*** Extracted data

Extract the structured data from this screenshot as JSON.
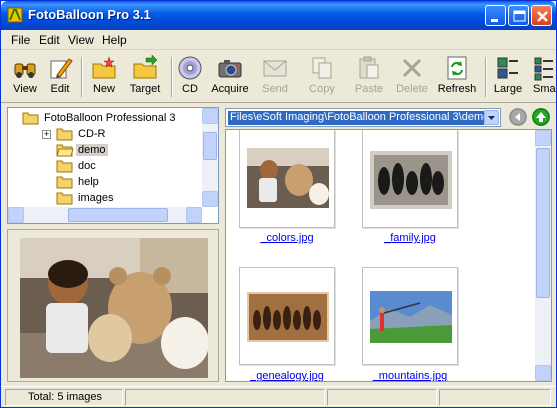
{
  "window": {
    "title": "FotoBalloon Pro 3.1"
  },
  "menu": {
    "items": [
      "File",
      "Edit",
      "View",
      "Help"
    ]
  },
  "toolbar": {
    "buttons": [
      {
        "label": "View",
        "icon": "binoculars-icon",
        "enabled": true
      },
      {
        "label": "Edit",
        "icon": "pencil-icon",
        "enabled": true
      },
      {
        "label": "New",
        "icon": "new-folder-icon",
        "enabled": true
      },
      {
        "label": "Target",
        "icon": "target-folder-icon",
        "enabled": true
      },
      {
        "label": "CD",
        "icon": "cd-icon",
        "enabled": true
      },
      {
        "label": "Acquire",
        "icon": "camera-icon",
        "enabled": true
      },
      {
        "label": "Send",
        "icon": "envelope-icon",
        "enabled": false
      },
      {
        "label": "Copy",
        "icon": "copy-icon",
        "enabled": false
      },
      {
        "label": "Paste",
        "icon": "paste-icon",
        "enabled": false
      },
      {
        "label": "Delete",
        "icon": "delete-icon",
        "enabled": false
      },
      {
        "label": "Refresh",
        "icon": "refresh-icon",
        "enabled": true
      },
      {
        "label": "Large",
        "icon": "large-icons-icon",
        "enabled": true
      },
      {
        "label": "Sma",
        "icon": "small-icons-icon",
        "enabled": true
      }
    ]
  },
  "tree": {
    "root": "FotoBalloon Professional 3",
    "children": [
      "CD-R",
      "demo",
      "doc",
      "help",
      "images"
    ],
    "selected": "demo"
  },
  "address": {
    "path": "Files\\eSoft Imaging\\FotoBalloon Professional 3\\demo\\"
  },
  "thumbnails": [
    {
      "filename": "_colors.jpg"
    },
    {
      "filename": "_family.jpg"
    },
    {
      "filename": "_genealogy.jpg"
    },
    {
      "filename": "_mountains.jpg"
    }
  ],
  "status": {
    "text": "Total: 5 images"
  },
  "colors": {
    "title_bar": "#0058e6",
    "selection": "#316ac5",
    "link": "#0000ee"
  }
}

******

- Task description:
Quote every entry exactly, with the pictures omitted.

- Result:
Extract the structured data from this screenshot as JSON.
{
  "window": {
    "title": "FotoBalloon Pro 3.1"
  },
  "menu": {
    "items": [
      "File",
      "Edit",
      "View",
      "Help"
    ]
  },
  "toolbar": {
    "buttons": [
      {
        "label": "View",
        "icon": "binoculars-icon",
        "enabled": true
      },
      {
        "label": "Edit",
        "icon": "pencil-icon",
        "enabled": true
      },
      {
        "label": "New",
        "icon": "new-folder-icon",
        "enabled": true
      },
      {
        "label": "Target",
        "icon": "target-folder-icon",
        "enabled": true
      },
      {
        "label": "CD",
        "icon": "cd-icon",
        "enabled": true
      },
      {
        "label": "Acquire",
        "icon": "camera-icon",
        "enabled": true
      },
      {
        "label": "Send",
        "icon": "envelope-icon",
        "enabled": false
      },
      {
        "label": "Copy",
        "icon": "copy-icon",
        "enabled": false
      },
      {
        "label": "Paste",
        "icon": "paste-icon",
        "enabled": false
      },
      {
        "label": "Delete",
        "icon": "delete-icon",
        "enabled": false
      },
      {
        "label": "Refresh",
        "icon": "refresh-icon",
        "enabled": true
      },
      {
        "label": "Large",
        "icon": "large-icons-icon",
        "enabled": true
      },
      {
        "label": "Sma",
        "icon": "small-icons-icon",
        "enabled": true
      }
    ]
  },
  "tree": {
    "root": "FotoBalloon Professional 3",
    "children": [
      "CD-R",
      "demo",
      "doc",
      "help",
      "images"
    ],
    "selected": "demo"
  },
  "address": {
    "path": "Files\\eSoft Imaging\\FotoBalloon Professional 3\\demo\\"
  },
  "thumbnails": [
    {
      "filename": "_colors.jpg"
    },
    {
      "filename": "_family.jpg"
    },
    {
      "filename": "_genealogy.jpg"
    },
    {
      "filename": "_mountains.jpg"
    }
  ],
  "status": {
    "text": "Total: 5 images"
  },
  "colors": {
    "title_bar": "#0058e6",
    "selection": "#316ac5",
    "link": "#0000ee"
  }
}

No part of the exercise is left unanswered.